3. Zach Miner. I’m a Zach Miner Fan Boy. There. I said it. Miner, in my view, is the Tigers most versatile and under-appreciated pitcher. All he’s managed to do since he came to Detroit is eat innings and fill the roles of spot starter and middle-relief guy with aplomb. Sure, he cratered in the second half of the 2006 season — his first in the bigs — but according to Baseball Prospectus 2008:

Miner kept the ball down on the way to an effective [2007] season, posting a 2.3 G/F [groundball to flyball ratio] and allowing just 14 extra-base hits in 232 opponent plate appearances. Miner was also effective with runners on, stranding 24 of the 30 he inherited. Of the Tigers three garbagemen, Miner has the most upside.

(In their assessment of Miner, BP included Chad Durbin and Jason Grilli as the others in the Garbage Time Trio.)

Granted, it’s not a rousing endorsement but if nothing else, the Baseball Prospectus folks do their homework. If they thought Miner was a dog, they’d say it.

Bottom line: If the first two in my recipe fail to hold up their end of the bargain, I feel considerably better knowing that Zach Miner is around to start, mop up or close shop.

Putting the “Dead” in Trade Deadline
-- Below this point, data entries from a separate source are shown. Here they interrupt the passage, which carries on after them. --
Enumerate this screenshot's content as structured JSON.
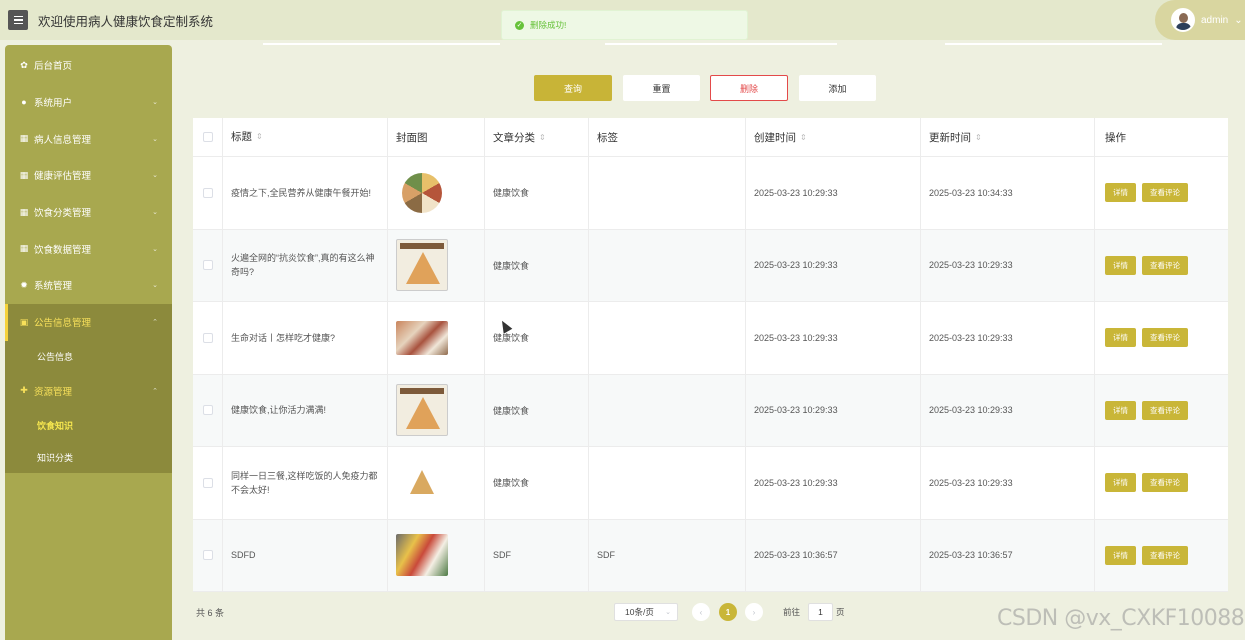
{
  "header": {
    "app_title": "欢迎使用病人健康饮食定制系统",
    "user_name": "admin"
  },
  "toast": {
    "message": "删除成功!"
  },
  "sidebar": {
    "items": [
      {
        "label": "后台首页",
        "icon": "home-icon"
      },
      {
        "label": "系统用户",
        "icon": "user-icon"
      },
      {
        "label": "病人信息管理",
        "icon": "grid-icon"
      },
      {
        "label": "健康评估管理",
        "icon": "grid-icon"
      },
      {
        "label": "饮食分类管理",
        "icon": "grid-icon"
      },
      {
        "label": "饮食数据管理",
        "icon": "grid-icon"
      },
      {
        "label": "系统管理",
        "icon": "gear-icon"
      },
      {
        "label": "公告信息管理",
        "icon": "notice-icon",
        "sub": [
          "公告信息"
        ]
      },
      {
        "label": "资源管理",
        "icon": "resource-icon",
        "sub": [
          "饮食知识",
          "知识分类"
        ]
      }
    ]
  },
  "toolbar": {
    "query_label": "查询",
    "reset_label": "重置",
    "delete_label": "删除",
    "add_label": "添加"
  },
  "table": {
    "headers": {
      "title": "标题",
      "cover": "封面图",
      "category": "文章分类",
      "tags": "标签",
      "created": "创建时间",
      "updated": "更新时间",
      "actions": "操作"
    },
    "detail_label": "详情",
    "comment_label": "查看评论",
    "rows": [
      {
        "title": "疫情之下,全民营养从健康午餐开始!",
        "category": "健康饮食",
        "tags": "",
        "created": "2025-03-23 10:29:33",
        "updated": "2025-03-23 10:34:33",
        "thumb": "round"
      },
      {
        "title": "火遍全网的“抗炎饮食”,真的有这么神奇吗?",
        "category": "健康饮食",
        "tags": "",
        "created": "2025-03-23 10:29:33",
        "updated": "2025-03-23 10:29:33",
        "thumb": "pyramid"
      },
      {
        "title": "生命对话丨怎样吃才健康?",
        "category": "健康饮食",
        "tags": "",
        "created": "2025-03-23 10:29:33",
        "updated": "2025-03-23 10:29:33",
        "thumb": "food"
      },
      {
        "title": "健康饮食,让你活力满满!",
        "category": "健康饮食",
        "tags": "",
        "created": "2025-03-23 10:29:33",
        "updated": "2025-03-23 10:29:33",
        "thumb": "pyramid"
      },
      {
        "title": "同样一日三餐,这样吃饭的人免疫力都不会太好!",
        "category": "健康饮食",
        "tags": "",
        "created": "2025-03-23 10:29:33",
        "updated": "2025-03-23 10:29:33",
        "thumb": "mini"
      },
      {
        "title": "SDFD",
        "category": "SDF",
        "tags": "SDF",
        "created": "2025-03-23 10:36:57",
        "updated": "2025-03-23 10:36:57",
        "thumb": "bento"
      }
    ]
  },
  "pagination": {
    "total_text": "共 6 条",
    "page_size": "10条/页",
    "current_page": "1",
    "goto_label": "前往",
    "goto_value": "1",
    "page_unit": "页"
  },
  "watermark": "CSDN @vx_CXKF10088",
  "colors": {
    "accent": "#c8b437",
    "sidebar": "#a8a84f",
    "danger": "#e34a4a",
    "success": "#67c23a"
  }
}
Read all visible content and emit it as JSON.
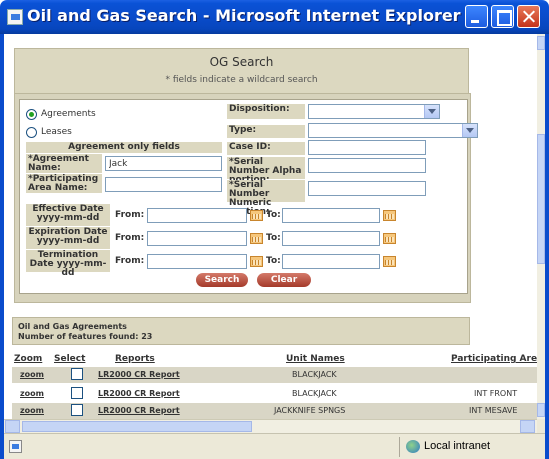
{
  "window": {
    "title": "Oil and Gas Search - Microsoft Internet Explorer"
  },
  "header": {
    "title": "OG Search",
    "subtitle": "* fields indicate a wildcard search"
  },
  "form": {
    "radio_agreements": "Agreements",
    "radio_leases": "Leases",
    "selected_radio": "Agreements",
    "agreement_only_fields": "Agreement only fields",
    "agreement_name_label": "*Agreement Name:",
    "agreement_name_value": "Jack",
    "participating_area_label": "*Participating Area Name:",
    "participating_area_value": "",
    "disposition_label": "Disposition:",
    "disposition_value": "",
    "type_label": "Type:",
    "type_value": "",
    "case_id_label": "Case ID:",
    "case_id_value": "",
    "serial_alpha_label": "*Serial Number Alpha portion:",
    "serial_alpha_value": "",
    "serial_numeric_label": "*Serial Number Numeric portion:",
    "serial_numeric_value": "",
    "from_label": "From:",
    "to_label": "To:",
    "dates": [
      {
        "label": "Effective Date yyyy-mm-dd",
        "from": "",
        "to": ""
      },
      {
        "label": "Expiration Date yyyy-mm-dd",
        "from": "",
        "to": ""
      },
      {
        "label": "Termination Date yyyy-mm-dd",
        "from": "",
        "to": ""
      }
    ],
    "search_button": "Search",
    "clear_button": "Clear"
  },
  "results": {
    "heading": "Oil and Gas Agreements",
    "count_text": "Number of features found: 23",
    "columns": {
      "zoom": "Zoom",
      "select": "Select",
      "reports": "Reports",
      "unit_names": "Unit Names",
      "participating_area": "Participating Are"
    },
    "rows": [
      {
        "zoom": "zoom",
        "report": "LR2000 CR Report",
        "unit_name": "BLACKJACK",
        "participating_area": ""
      },
      {
        "zoom": "zoom",
        "report": "LR2000 CR Report",
        "unit_name": "BLACKJACK",
        "participating_area": "INT FRONT"
      },
      {
        "zoom": "zoom",
        "report": "LR2000 CR Report",
        "unit_name": "JACKKNIFE SPNGS",
        "participating_area": "INT MESAVE"
      }
    ]
  },
  "status": {
    "zone": "Local intranet"
  }
}
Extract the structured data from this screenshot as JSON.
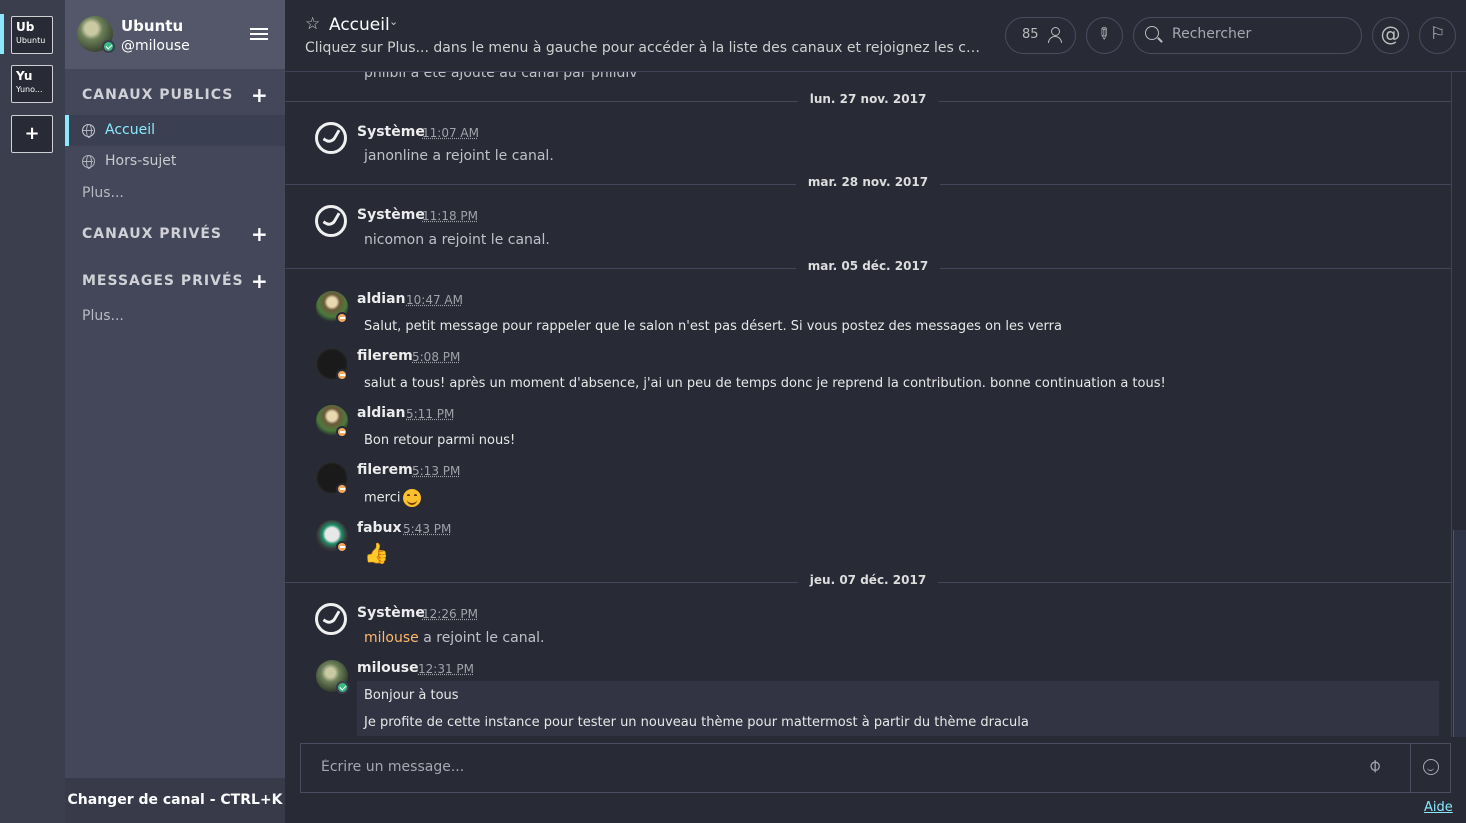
{
  "teams": [
    {
      "initials": "Ub",
      "name": "Ubuntu"
    },
    {
      "initials": "Yu",
      "name": "Yuno..."
    }
  ],
  "team_add_label": "+",
  "sidebar": {
    "team_name": "Ubuntu",
    "username": "@milouse",
    "public_title": "CANAUX PUBLICS",
    "private_title": "CANAUX PRIVÉS",
    "dm_title": "MESSAGES PRIVÉS",
    "add_label": "+",
    "channels": [
      "Accueil",
      "Hors-sujet"
    ],
    "more_public": "Plus...",
    "more_dm": "Plus...",
    "switch_channel": "Changer de canal - CTRL+K"
  },
  "header": {
    "channel_name": "Accueil",
    "purpose": "Cliquez sur Plus... dans le menu à gauche pour accéder à la liste des canaux et rejoignez les canau...",
    "member_count": "85",
    "search_placeholder": "Rechercher",
    "mention_icon": "@",
    "flag_icon": "⚐"
  },
  "posts": {
    "partial_top": "philbil a été ajouté au canal par phildiv",
    "d1": "lun. 27 nov. 2017",
    "d2": "mar. 28 nov. 2017",
    "d3": "mar. 05 déc. 2017",
    "d4": "jeu. 07 déc. 2017",
    "p1": {
      "author": "Système",
      "time": "11:07 AM",
      "text": "janonline a rejoint le canal."
    },
    "p2": {
      "author": "Système",
      "time": "11:18 PM",
      "text": "nicomon a rejoint le canal."
    },
    "p3": {
      "author": "aldian",
      "time": "10:47 AM",
      "text": "Salut, petit message pour rappeler que le salon n'est pas désert. Si vous postez des messages on les verra"
    },
    "p4": {
      "author": "filerem",
      "time": "5:08 PM",
      "text": "salut a tous! après un moment d'absence, j'ai un peu de temps donc je reprend la contribution. bonne continuation a tous!"
    },
    "p5": {
      "author": "aldian",
      "time": "5:11 PM",
      "text": "Bon retour parmi nous!"
    },
    "p6": {
      "author": "filerem",
      "time": "5:13 PM",
      "text": "merci"
    },
    "p7": {
      "author": "fabux",
      "time": "5:43 PM",
      "text": "👍"
    },
    "p8": {
      "author": "Système",
      "time": "12:26 PM",
      "mention": "milouse",
      "text": " a rejoint le canal."
    },
    "p9": {
      "author": "milouse",
      "time": "12:31 PM",
      "line1": "Bonjour à tous",
      "line2": "Je profite de cette instance pour tester un nouveau thème pour mattermost à partir du thème dracula"
    }
  },
  "input": {
    "placeholder": "Écrire un message...",
    "help": "Aide"
  },
  "colors": {
    "background": "#282a36",
    "sidebar": "#44475a",
    "accent": "#8be9fd",
    "mention": "#ffb86c",
    "online": "#3db887",
    "away": "#f5a85c"
  }
}
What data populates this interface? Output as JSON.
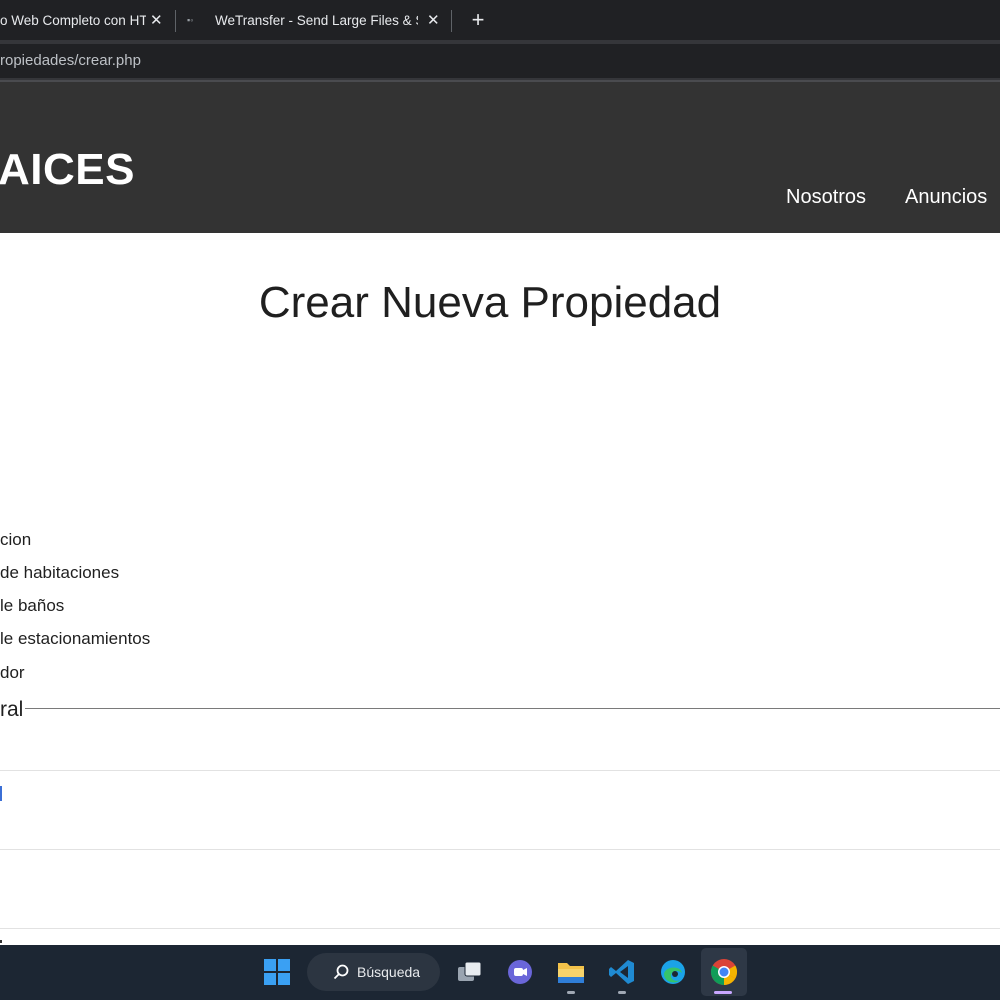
{
  "browser": {
    "tabs": [
      {
        "title": "o Web Completo con HTML"
      },
      {
        "title": "WeTransfer - Send Large Files & Share"
      }
    ],
    "close_glyph": "✕",
    "new_tab_glyph": "+",
    "url": "ropiedades/crear.php"
  },
  "site": {
    "logo": "AICES",
    "nav": [
      "Nosotros",
      "Anuncios"
    ]
  },
  "page": {
    "title": "Crear Nueva Propiedad",
    "fields": [
      "cion",
      "de habitaciones",
      "le baños",
      "le estacionamientos",
      "dor"
    ],
    "legend": "ral"
  },
  "taskbar": {
    "search_label": "Búsqueda",
    "apps": [
      "start-icon",
      "search-icon",
      "task-view-icon",
      "meet-icon",
      "file-explorer-icon",
      "vscode-icon",
      "edge-icon",
      "chrome-icon"
    ],
    "colors": {
      "start": "#3aa0f3",
      "vscode": "#1f8ad2",
      "edge": "#1ba3e8",
      "explorer": "#f3c24a"
    }
  }
}
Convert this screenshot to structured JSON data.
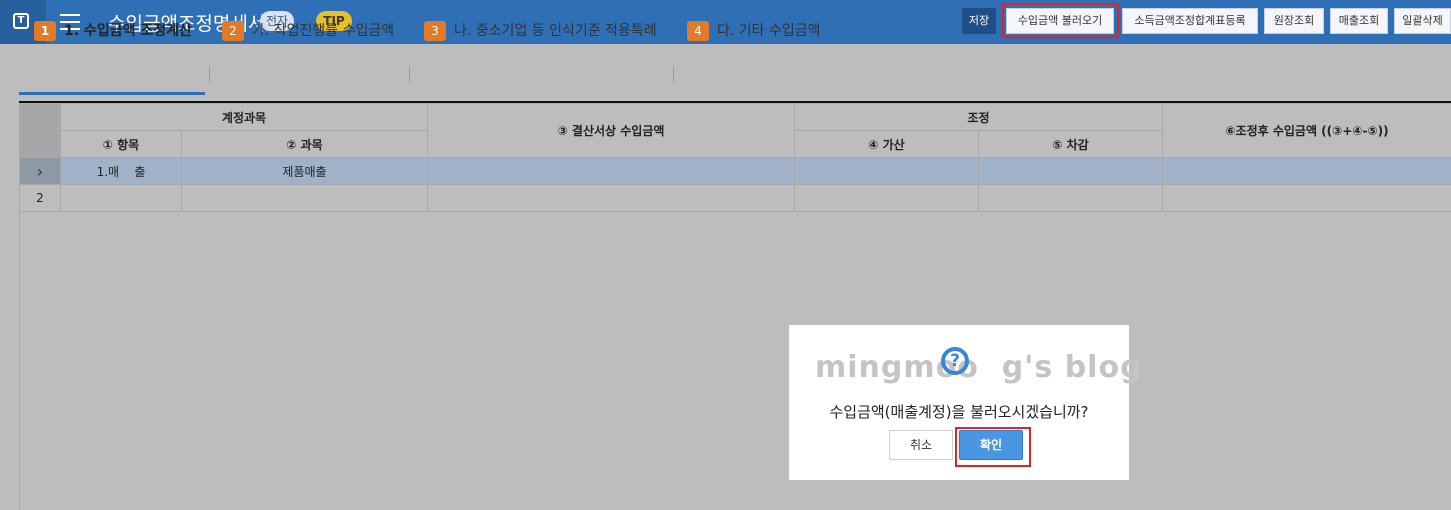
{
  "header": {
    "logo_letter": "T",
    "title": "수입금액조정명세서",
    "badge_digital": "전자",
    "badge_tip": "TIP",
    "buttons": {
      "save": "저장",
      "load_revenue": "수입금액 불러오기",
      "income_adjust_register": "소득금액조정합계표등록",
      "ledger_lookup": "원장조회",
      "sales_lookup": "매출조회",
      "bulk_delete": "일괄삭제"
    }
  },
  "tabs": [
    {
      "num": "1",
      "label": "1. 수입금액 조정계산"
    },
    {
      "num": "2",
      "label": "가. 작업진행률 수입금액"
    },
    {
      "num": "3",
      "label": "나. 중소기업 등 인식기준 적용특례"
    },
    {
      "num": "4",
      "label": "다. 기타 수입금액"
    }
  ],
  "grid": {
    "group_account": "계정과목",
    "col_item": "① 항목",
    "col_subject": "② 과목",
    "col_settlement": "③ 결산서상 수입금액",
    "group_adjust": "조정",
    "col_add": "④ 가산",
    "col_deduct": "⑤ 차감",
    "col_after": "⑥조정후 수입금액 ((③+④-⑤))",
    "rows": [
      {
        "marker": "›",
        "item": "1.매    출",
        "subject": "제품매출"
      },
      {
        "marker": "2",
        "item": "",
        "subject": ""
      }
    ]
  },
  "dialog": {
    "watermark": "mingmoo  g's blog",
    "watermark_glyph": "?",
    "message": "수입금액(매출계정)을 불러오시겠습니까?",
    "cancel": "취소",
    "confirm": "확인"
  },
  "colors": {
    "topbar": "#2f6fb6",
    "tab_number": "#e27a28",
    "highlight_box": "#e02323",
    "confirm_button": "#4a96e3"
  }
}
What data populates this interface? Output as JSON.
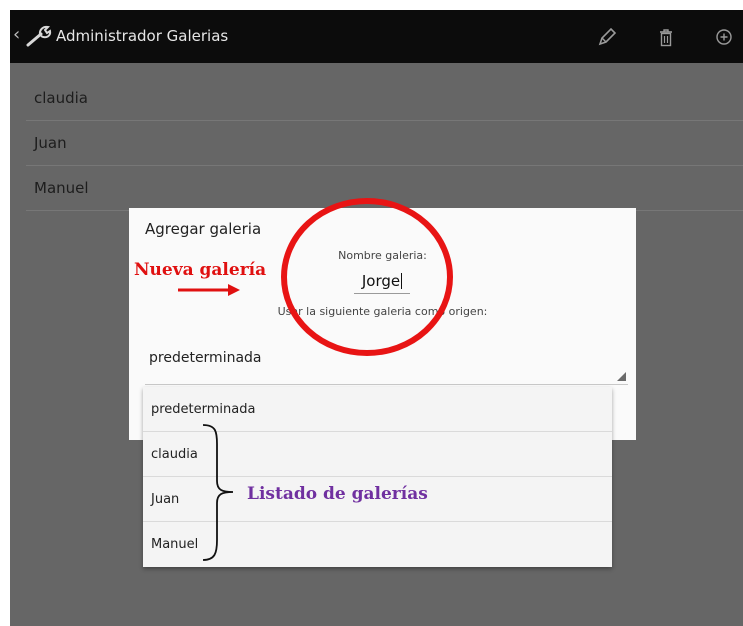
{
  "action_bar": {
    "back_glyph": "‹",
    "app_icon": "wrench-icon",
    "title": "Administrador Galerias",
    "edit_icon": "pencil-icon",
    "delete_icon": "trash-icon",
    "add_icon": "add-circle-icon"
  },
  "gallery_list": {
    "items": [
      "claudia",
      "Juan",
      "Manuel"
    ]
  },
  "dialog": {
    "title": "Agregar galeria",
    "name_label": "Nombre galeria:",
    "name_value": "Jorge",
    "origin_label": "Usar la siguiente galeria como origen:",
    "spinner_selected": "predeterminada"
  },
  "dropdown": {
    "options": [
      "predeterminada",
      "claudia",
      "Juan",
      "Manuel"
    ]
  },
  "annotations": {
    "new_gallery": "Nueva galería",
    "gallery_list": "Listado de galerías",
    "red_color": "#e01010",
    "purple_color": "#7030a0"
  }
}
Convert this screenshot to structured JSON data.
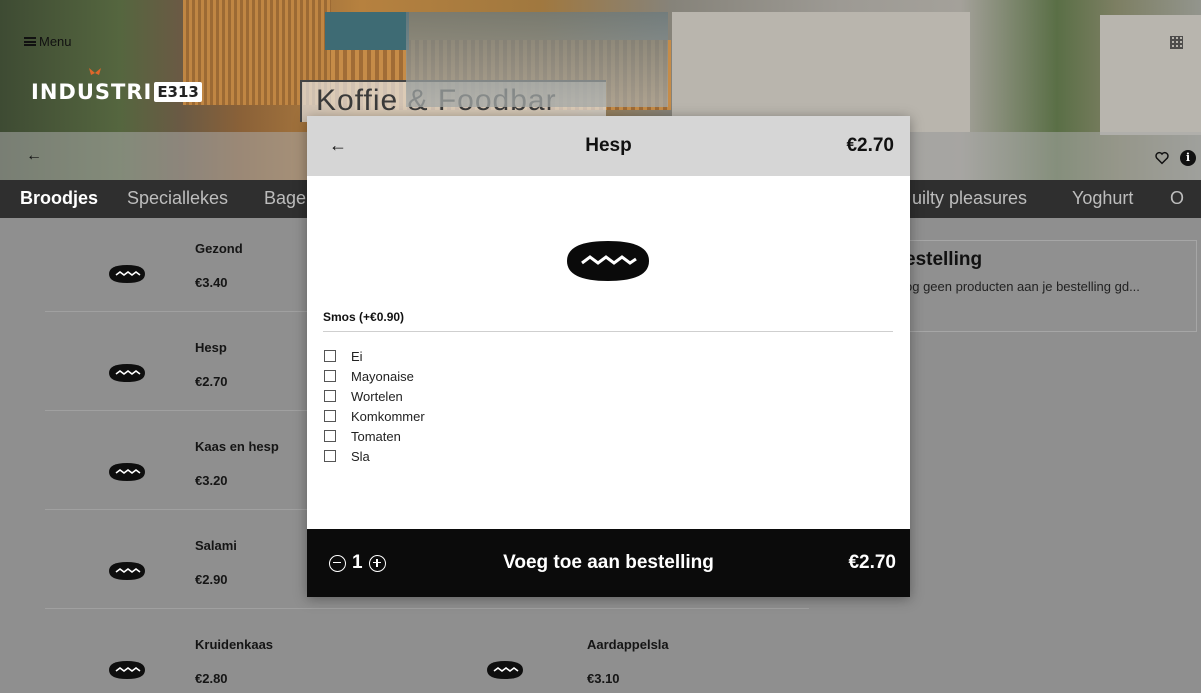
{
  "header": {
    "menu_label": "Menu",
    "logo_text": "INDUSTRI",
    "logo_box": "E313",
    "sign_text": "Koffie & Foodbar"
  },
  "tabs": [
    "Broodjes",
    "Speciallekes",
    "Bage",
    "uilty pleasures",
    "Yoghurt",
    "O"
  ],
  "products": [
    {
      "name": "Gezond",
      "price": "€3.40"
    },
    {
      "name": "Hesp",
      "price": "€2.70"
    },
    {
      "name": "Kaas en hesp",
      "price": "€3.20"
    },
    {
      "name": "Salami",
      "price": "€2.90"
    },
    {
      "name": "Kruidenkaas",
      "price": "€2.80"
    },
    {
      "name": "Aardappelsla",
      "price": "€3.10"
    }
  ],
  "order": {
    "title": "estelling",
    "empty_text": "og geen producten aan je bestelling gd..."
  },
  "modal": {
    "title": "Hesp",
    "price": "€2.70",
    "section_label": "Smos (+€0.90)",
    "options": [
      "Ei",
      "Mayonaise",
      "Wortelen",
      "Komkommer",
      "Tomaten",
      "Sla"
    ],
    "quantity": "1",
    "add_label": "Voeg toe aan bestelling",
    "total": "€2.70"
  },
  "icons": {
    "back": "arrow-left-icon",
    "sandwich": "sandwich-icon",
    "heart": "heart-icon",
    "info": "info-icon",
    "qr": "qr-code-icon",
    "menu": "hamburger-icon"
  }
}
Those of us old enough to remember when Pat Gillick was general manager of the Toronto Blue Jays (before moving on to similar roles with the Orioles, Mariners and his current employer, the Phillies), may be thinking of him today when pondering the Tigers approach to the non-waiver trade deadline.In the late 1980s, Gillick earned the nickname “Stand Pat” primarily because he would do just that at the trade deadline and leave Blue Jays’ fans scratching their collective noggins until Opening Night at Maple Leaf Gardens.Now that I’ve had a few hours to ponder the Tigers lack-tivity, I’m surprisingly relieved. What I found throughout the day as I listened to coverage on XM Radio and on ESPN, was that I was more anxious to learn who the Tigers would give up in a trade more so than who they acquired.The Tigers were not giving up Cameron Maybin; No drama there. And, given how fragile the Tigers’ pitching staff has proven to be this season, I couldn’t fathom the Tigers peddling the solid arms currently tending the farms in Toledo, Erie, Oneonta, Comstock Park and Lakeland.I’ll admit I’m a little late to this party.Our man in Connecticut, Peter Fuhrmeister, commented in podcast #24 that he didn’t want to see the Tigers make a move at the deadline. He’s content to ride out this season with what the Tigers have to offer in the bully. John Milton, my brother and I all disagreed with Peter but managed to avoid calling him nuts.After watching the first game of the Angels series, we were stinging from the dismal pitching performance on Friday night. Two games later, you could not convince me that a better, reasonably priced bullpen solution wasn’t out there. Somewhere. (Could the Tigers swallow some pride — and salary — to bring back Jamie Walker?)Today, Peter, as usual, looks to be the wise man.And now that I’ve had time to think about it, I’m willing to accept that a pair of healed, experienced arms are on the way in Fernando Rodney and Joel Zumaya. If they are back to full strength, the Tigers should be okay. I’m also willing to concede (again) that this team is going through a particularly grueling stretch of baseball right now. A couple of wins, a day off and a healthy back-end of the bullpen should put the Tigers back in business.If not, maybe Dave Dombrowski can phone Gillick and see what arms he’s willing to part with for a package of Jason Grilli, Craig Monroe and Omar Infante.I can almost hear Gillick’s response now: “Well, Jose Mesa‘s available…”Update: Jason Beck tells us what the Tigers had brewing today. Wasn’t much.